**Collected data entries:**
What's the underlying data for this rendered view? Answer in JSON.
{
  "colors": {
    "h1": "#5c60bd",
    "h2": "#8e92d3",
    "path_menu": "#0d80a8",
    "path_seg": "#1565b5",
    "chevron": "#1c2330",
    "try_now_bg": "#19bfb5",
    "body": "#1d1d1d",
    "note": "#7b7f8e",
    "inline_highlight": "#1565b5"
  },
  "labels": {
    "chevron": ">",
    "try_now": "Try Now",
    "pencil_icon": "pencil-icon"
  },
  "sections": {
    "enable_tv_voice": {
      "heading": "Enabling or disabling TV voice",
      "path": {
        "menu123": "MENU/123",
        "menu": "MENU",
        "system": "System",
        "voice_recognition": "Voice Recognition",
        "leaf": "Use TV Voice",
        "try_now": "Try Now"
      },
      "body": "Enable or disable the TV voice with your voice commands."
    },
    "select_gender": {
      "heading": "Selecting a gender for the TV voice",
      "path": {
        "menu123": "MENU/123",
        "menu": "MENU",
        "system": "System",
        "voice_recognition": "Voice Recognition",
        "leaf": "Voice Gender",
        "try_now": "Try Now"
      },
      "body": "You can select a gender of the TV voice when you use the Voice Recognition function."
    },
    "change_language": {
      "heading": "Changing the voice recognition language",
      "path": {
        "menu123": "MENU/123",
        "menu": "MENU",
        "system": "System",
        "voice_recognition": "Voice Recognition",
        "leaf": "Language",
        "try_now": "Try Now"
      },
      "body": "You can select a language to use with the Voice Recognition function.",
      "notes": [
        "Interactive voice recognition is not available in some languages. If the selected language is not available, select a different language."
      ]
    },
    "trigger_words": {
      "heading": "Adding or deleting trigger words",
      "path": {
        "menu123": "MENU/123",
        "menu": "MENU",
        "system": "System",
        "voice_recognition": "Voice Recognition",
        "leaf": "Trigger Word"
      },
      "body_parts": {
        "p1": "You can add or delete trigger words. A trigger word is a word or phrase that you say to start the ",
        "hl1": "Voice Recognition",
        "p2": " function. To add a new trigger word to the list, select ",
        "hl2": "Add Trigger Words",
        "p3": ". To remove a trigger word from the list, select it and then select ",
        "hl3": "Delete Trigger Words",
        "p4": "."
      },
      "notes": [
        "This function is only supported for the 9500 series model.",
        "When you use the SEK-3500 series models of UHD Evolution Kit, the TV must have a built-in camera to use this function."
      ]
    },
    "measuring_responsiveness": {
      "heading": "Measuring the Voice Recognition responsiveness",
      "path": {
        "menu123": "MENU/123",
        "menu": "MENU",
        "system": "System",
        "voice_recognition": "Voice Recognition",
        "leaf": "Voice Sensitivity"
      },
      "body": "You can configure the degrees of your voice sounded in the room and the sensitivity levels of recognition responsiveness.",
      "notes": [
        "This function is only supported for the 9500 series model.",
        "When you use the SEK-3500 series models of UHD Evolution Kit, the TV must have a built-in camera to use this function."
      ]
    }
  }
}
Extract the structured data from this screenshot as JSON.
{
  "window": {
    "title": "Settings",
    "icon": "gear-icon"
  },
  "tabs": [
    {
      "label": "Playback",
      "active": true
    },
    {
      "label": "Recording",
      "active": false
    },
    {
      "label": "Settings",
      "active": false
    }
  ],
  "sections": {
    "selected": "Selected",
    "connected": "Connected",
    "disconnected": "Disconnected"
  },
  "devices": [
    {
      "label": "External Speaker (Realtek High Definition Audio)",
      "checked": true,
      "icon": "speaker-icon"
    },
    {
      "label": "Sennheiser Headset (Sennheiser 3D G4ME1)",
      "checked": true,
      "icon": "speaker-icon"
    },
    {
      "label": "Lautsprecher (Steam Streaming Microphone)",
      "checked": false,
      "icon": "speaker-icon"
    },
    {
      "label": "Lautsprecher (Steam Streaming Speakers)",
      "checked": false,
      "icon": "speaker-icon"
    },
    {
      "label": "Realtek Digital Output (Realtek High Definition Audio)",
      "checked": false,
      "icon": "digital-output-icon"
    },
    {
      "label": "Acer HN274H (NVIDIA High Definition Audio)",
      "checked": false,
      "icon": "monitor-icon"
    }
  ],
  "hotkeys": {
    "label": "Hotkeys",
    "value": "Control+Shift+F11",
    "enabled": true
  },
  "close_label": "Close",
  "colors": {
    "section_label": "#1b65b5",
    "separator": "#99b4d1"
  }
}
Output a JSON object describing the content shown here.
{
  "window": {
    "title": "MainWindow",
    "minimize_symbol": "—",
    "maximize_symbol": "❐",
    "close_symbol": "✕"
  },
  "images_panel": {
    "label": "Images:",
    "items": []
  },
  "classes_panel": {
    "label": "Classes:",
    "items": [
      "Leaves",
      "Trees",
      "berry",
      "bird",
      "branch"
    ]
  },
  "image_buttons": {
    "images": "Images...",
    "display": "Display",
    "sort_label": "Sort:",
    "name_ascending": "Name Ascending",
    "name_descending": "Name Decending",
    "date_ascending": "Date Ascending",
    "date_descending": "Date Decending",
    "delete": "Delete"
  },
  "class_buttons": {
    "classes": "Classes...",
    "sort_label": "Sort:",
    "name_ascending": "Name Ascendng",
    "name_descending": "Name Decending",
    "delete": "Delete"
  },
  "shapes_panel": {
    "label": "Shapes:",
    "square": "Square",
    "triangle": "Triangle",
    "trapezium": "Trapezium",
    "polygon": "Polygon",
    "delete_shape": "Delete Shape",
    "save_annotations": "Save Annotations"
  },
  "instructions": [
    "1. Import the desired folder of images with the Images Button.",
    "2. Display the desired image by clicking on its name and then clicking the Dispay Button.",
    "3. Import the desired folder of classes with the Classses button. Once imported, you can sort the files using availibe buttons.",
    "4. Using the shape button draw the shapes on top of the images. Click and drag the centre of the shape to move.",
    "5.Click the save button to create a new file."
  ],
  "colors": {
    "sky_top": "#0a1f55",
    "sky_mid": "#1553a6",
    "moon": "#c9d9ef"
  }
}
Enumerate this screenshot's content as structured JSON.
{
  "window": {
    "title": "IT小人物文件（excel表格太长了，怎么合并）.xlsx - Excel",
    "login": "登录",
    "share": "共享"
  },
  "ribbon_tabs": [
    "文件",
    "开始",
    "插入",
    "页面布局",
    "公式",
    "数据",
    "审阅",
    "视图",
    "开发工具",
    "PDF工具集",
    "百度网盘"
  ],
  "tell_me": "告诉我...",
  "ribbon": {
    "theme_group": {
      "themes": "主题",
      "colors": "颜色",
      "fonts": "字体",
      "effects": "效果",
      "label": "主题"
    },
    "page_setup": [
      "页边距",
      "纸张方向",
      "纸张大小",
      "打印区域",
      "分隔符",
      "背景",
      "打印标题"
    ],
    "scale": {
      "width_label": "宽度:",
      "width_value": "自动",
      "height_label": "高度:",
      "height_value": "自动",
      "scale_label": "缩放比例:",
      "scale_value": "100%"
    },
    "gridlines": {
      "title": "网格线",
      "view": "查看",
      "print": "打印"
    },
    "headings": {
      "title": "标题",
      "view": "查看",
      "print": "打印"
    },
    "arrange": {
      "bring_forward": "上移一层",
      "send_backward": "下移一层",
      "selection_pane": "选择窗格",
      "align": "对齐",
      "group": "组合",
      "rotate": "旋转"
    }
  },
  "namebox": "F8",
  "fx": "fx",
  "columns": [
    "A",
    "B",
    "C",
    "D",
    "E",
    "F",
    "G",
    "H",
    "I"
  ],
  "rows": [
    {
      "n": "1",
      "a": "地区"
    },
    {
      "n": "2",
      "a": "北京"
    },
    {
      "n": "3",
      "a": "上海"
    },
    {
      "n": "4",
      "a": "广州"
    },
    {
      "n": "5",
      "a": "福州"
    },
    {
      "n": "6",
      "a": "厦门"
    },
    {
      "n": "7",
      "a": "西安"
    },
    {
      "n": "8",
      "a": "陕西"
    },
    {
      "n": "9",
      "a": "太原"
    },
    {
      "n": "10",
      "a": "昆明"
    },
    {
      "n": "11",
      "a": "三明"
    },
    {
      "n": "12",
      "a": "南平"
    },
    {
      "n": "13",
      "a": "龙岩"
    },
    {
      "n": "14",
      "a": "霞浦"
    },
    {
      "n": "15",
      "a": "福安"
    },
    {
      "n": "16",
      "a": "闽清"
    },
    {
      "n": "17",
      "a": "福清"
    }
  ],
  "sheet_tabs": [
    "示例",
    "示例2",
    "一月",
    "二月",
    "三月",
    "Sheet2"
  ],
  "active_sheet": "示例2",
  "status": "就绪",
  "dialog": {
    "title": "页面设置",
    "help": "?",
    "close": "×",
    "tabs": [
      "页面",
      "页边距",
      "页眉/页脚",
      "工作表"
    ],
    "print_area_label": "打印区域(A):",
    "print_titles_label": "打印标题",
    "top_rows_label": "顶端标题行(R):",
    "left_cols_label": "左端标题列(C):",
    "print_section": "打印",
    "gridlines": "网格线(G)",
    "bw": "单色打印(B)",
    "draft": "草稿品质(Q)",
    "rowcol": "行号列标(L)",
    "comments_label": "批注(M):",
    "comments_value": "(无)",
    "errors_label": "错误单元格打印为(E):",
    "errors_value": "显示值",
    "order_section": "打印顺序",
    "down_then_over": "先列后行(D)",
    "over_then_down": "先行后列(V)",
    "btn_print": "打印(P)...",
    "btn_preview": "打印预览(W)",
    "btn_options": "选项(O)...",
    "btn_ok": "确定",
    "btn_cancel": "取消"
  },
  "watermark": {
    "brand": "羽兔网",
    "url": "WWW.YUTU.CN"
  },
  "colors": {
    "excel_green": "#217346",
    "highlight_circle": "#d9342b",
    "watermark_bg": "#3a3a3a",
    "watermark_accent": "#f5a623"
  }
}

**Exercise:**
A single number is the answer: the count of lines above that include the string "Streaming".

**Solved exercise:**
2